▶ _WHAT TO DO_: Print out all of the data below, keeping it identical to the original.

Data about app and page elements
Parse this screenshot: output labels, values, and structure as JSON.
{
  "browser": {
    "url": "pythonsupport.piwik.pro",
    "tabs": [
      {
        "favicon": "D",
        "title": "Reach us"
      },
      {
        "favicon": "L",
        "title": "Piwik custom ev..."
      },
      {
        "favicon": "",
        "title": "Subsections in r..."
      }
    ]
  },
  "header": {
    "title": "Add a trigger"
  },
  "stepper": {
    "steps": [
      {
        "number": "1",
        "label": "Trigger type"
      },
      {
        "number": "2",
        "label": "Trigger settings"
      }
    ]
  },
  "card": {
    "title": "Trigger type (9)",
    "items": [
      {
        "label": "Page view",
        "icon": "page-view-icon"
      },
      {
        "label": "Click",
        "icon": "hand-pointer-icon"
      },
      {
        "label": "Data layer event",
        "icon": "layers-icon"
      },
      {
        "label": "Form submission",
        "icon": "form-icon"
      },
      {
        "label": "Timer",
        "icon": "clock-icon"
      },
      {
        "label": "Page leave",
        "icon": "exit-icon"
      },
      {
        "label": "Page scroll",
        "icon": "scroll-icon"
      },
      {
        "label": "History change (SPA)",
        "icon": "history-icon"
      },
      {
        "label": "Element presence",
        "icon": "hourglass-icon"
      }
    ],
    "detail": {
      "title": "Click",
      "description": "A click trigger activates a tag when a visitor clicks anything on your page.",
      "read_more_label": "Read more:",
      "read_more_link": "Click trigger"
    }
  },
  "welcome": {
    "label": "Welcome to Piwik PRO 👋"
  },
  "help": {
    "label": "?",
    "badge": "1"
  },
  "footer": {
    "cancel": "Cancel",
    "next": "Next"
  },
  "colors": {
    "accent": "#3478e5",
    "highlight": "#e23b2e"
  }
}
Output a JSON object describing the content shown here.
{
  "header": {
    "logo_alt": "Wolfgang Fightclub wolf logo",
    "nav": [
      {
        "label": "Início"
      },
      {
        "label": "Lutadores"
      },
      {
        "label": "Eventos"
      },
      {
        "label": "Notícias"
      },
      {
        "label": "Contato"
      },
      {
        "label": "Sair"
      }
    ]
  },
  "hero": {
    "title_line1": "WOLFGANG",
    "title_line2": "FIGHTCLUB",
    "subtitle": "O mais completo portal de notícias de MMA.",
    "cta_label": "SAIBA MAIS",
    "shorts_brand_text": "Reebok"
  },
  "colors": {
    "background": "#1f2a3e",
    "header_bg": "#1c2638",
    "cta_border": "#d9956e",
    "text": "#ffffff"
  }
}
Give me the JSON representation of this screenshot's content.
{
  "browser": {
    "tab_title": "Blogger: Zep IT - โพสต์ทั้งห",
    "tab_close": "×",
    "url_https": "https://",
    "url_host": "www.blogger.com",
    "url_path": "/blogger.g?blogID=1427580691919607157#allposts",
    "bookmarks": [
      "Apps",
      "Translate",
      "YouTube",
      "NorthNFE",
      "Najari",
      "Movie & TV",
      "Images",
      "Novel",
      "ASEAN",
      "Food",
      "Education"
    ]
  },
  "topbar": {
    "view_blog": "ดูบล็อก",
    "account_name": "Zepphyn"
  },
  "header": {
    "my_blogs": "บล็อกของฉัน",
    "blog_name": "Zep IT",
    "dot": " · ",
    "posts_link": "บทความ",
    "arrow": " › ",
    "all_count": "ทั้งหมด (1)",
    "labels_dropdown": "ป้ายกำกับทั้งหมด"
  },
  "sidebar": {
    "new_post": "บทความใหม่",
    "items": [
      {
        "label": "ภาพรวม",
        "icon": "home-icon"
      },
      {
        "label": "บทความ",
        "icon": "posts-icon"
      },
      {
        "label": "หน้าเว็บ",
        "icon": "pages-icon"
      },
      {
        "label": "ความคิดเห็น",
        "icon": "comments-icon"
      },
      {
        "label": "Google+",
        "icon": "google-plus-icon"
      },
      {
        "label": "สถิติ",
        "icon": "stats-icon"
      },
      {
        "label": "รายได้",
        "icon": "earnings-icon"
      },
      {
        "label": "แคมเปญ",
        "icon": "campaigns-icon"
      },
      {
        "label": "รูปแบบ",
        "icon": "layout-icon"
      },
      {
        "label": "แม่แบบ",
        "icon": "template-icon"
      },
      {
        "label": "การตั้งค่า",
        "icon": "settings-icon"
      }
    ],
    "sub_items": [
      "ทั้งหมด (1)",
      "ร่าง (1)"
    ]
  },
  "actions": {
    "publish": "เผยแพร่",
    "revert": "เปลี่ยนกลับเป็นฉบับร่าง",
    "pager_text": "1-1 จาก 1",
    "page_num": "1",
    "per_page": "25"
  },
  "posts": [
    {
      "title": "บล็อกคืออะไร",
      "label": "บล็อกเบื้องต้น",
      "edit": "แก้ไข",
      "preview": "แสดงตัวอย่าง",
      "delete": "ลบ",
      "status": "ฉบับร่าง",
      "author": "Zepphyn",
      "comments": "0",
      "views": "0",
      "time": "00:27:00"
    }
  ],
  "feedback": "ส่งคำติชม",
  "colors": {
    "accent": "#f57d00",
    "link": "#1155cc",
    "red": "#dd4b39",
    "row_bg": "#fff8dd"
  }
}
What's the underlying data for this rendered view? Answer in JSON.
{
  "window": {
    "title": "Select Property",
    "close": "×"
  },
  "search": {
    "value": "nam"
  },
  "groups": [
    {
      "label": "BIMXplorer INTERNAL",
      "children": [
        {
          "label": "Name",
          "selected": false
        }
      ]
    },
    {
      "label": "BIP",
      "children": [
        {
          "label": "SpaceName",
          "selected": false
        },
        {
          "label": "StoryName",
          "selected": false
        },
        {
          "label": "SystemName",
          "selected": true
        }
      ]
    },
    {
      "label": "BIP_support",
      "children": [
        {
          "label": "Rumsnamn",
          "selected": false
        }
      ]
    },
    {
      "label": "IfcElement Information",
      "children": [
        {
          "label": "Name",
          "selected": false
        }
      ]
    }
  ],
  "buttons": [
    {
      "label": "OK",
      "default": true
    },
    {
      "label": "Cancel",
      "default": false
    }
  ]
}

▶ _SOLUTION_:
Parse this screenshot: output labels, values, and structure as JSON.
{
  "browser": {
    "url": "pythonsupport.piwik.pro",
    "tabs": [
      {
        "favicon": "D",
        "title": "Reach us"
      },
      {
        "favicon": "L",
        "title": "Piwik custom ev..."
      },
      {
        "favicon": "",
        "title": "Subsections in r..."
      }
    ]
  },
  "header": {
    "title": "Add a trigger"
  },
  "stepper": {
    "steps": [
      {
        "number": "1",
        "label": "Trigger type"
      },
      {
        "number": "2",
        "label": "Trigger settings"
      }
    ]
  },
  "card": {
    "title": "Trigger type (9)",
    "items": [
      {
        "label": "Page view",
        "icon": "page-view-icon"
      },
      {
        "label": "Click",
        "icon": "hand-pointer-icon"
      },
      {
        "label": "Data layer event",
        "icon": "layers-icon"
      },
      {
        "label": "Form submission",
        "icon": "form-icon"
      },
      {
        "label": "Timer",
        "icon": "clock-icon"
      },
      {
        "label": "Page leave",
        "icon": "exit-icon"
      },
      {
        "label": "Page scroll",
        "icon": "scroll-icon"
      },
      {
        "label": "History change (SPA)",
        "icon": "history-icon"
      },
      {
        "label": "Element presence",
        "icon": "hourglass-icon"
      }
    ],
    "detail": {
      "title": "Click",
      "description": "A click trigger activates a tag when a visitor clicks anything on your page.",
      "read_more_label": "Read more:",
      "read_more_link": "Click trigger"
    }
  },
  "welcome": {
    "label": "Welcome to Piwik PRO 👋"
  },
  "help": {
    "label": "?",
    "badge": "1"
  },
  "footer": {
    "cancel": "Cancel",
    "next": "Next"
  },
  "colors": {
    "accent": "#3478e5",
    "highlight": "#e23b2e"
  }
}
Output a JSON object describing the content shown here.
{
  "header": {
    "logo_alt": "Wolfgang Fightclub wolf logo",
    "nav": [
      {
        "label": "Início"
      },
      {
        "label": "Lutadores"
      },
      {
        "label": "Eventos"
      },
      {
        "label": "Notícias"
      },
      {
        "label": "Contato"
      },
      {
        "label": "Sair"
      }
    ]
  },
  "hero": {
    "title_line1": "WOLFGANG",
    "title_line2": "FIGHTCLUB",
    "subtitle": "O mais completo portal de notícias de MMA.",
    "cta_label": "SAIBA MAIS",
    "shorts_brand_text": "Reebok"
  },
  "colors": {
    "background": "#1f2a3e",
    "header_bg": "#1c2638",
    "cta_border": "#d9956e",
    "text": "#ffffff"
  }
}
Give me the JSON representation of this screenshot's content.
{
  "browser": {
    "tab_title": "Blogger: Zep IT - โพสต์ทั้งห",
    "tab_close": "×",
    "url_https": "https://",
    "url_host": "www.blogger.com",
    "url_path": "/blogger.g?blogID=1427580691919607157#allposts",
    "bookmarks": [
      "Apps",
      "Translate",
      "YouTube",
      "NorthNFE",
      "Najari",
      "Movie & TV",
      "Images",
      "Novel",
      "ASEAN",
      "Food",
      "Education"
    ]
  },
  "topbar": {
    "view_blog": "ดูบล็อก",
    "account_name": "Zepphyn"
  },
  "header": {
    "my_blogs": "บล็อกของฉัน",
    "blog_name": "Zep IT",
    "dot": " · ",
    "posts_link": "บทความ",
    "arrow": " › ",
    "all_count": "ทั้งหมด (1)",
    "labels_dropdown": "ป้ายกำกับทั้งหมด"
  },
  "sidebar": {
    "new_post": "บทความใหม่",
    "items": [
      {
        "label": "ภาพรวม",
        "icon": "home-icon"
      },
      {
        "label": "บทความ",
        "icon": "posts-icon"
      },
      {
        "label": "หน้าเว็บ",
        "icon": "pages-icon"
      },
      {
        "label": "ความคิดเห็น",
        "icon": "comments-icon"
      },
      {
        "label": "Google+",
        "icon": "google-plus-icon"
      },
      {
        "label": "สถิติ",
        "icon": "stats-icon"
      },
      {
        "label": "รายได้",
        "icon": "earnings-icon"
      },
      {
        "label": "แคมเปญ",
        "icon": "campaigns-icon"
      },
      {
        "label": "รูปแบบ",
        "icon": "layout-icon"
      },
      {
        "label": "แม่แบบ",
        "icon": "template-icon"
      },
      {
        "label": "การตั้งค่า",
        "icon": "settings-icon"
      }
    ],
    "sub_items": [
      "ทั้งหมด (1)",
      "ร่าง (1)"
    ]
  },
  "actions": {
    "publish": "เผยแพร่",
    "revert": "เปลี่ยนกลับเป็นฉบับร่าง",
    "pager_text": "1-1 จาก 1",
    "page_num": "1",
    "per_page": "25"
  },
  "posts": [
    {
      "title": "บล็อกคืออะไร",
      "label": "บล็อกเบื้องต้น",
      "edit": "แก้ไข",
      "preview": "แสดงตัวอย่าง",
      "delete": "ลบ",
      "status": "ฉบับร่าง",
      "author": "Zepphyn",
      "comments": "0",
      "views": "0",
      "time": "00:27:00"
    }
  ],
  "feedback": "ส่งคำติชม",
  "colors": {
    "accent": "#f57d00",
    "link": "#1155cc",
    "red": "#dd4b39",
    "row_bg": "#fff8dd"
  }
}
What's the underlying data for this rendered view? Answer in JSON.
{
  "window": {
    "title": "Select Property",
    "close": "×"
  },
  "search": {
    "value": "nam"
  },
  "groups": [
    {
      "label": "BIMXplorer INTERNAL",
      "children": [
        {
          "label": "Name",
          "selected": false
        }
      ]
    },
    {
      "label": "BIP",
      "children": [
        {
          "label": "SpaceName",
          "selected": false
        },
        {
          "label": "StoryName",
          "selected": false
        },
        {
          "label": "SystemName",
          "selected": true
        }
      ]
    },
    {
      "label": "BIP_support",
      "children": [
        {
          "label": "Rumsnamn",
          "selected": false
        }
      ]
    },
    {
      "label": "IfcElement Information",
      "children": [
        {
          "label": "Name",
          "selected": false
        }
      ]
    }
  ],
  "buttons": [
    {
      "label": "OK",
      "default": true
    },
    {
      "label": "Cancel",
      "default": false
    }
  ]
}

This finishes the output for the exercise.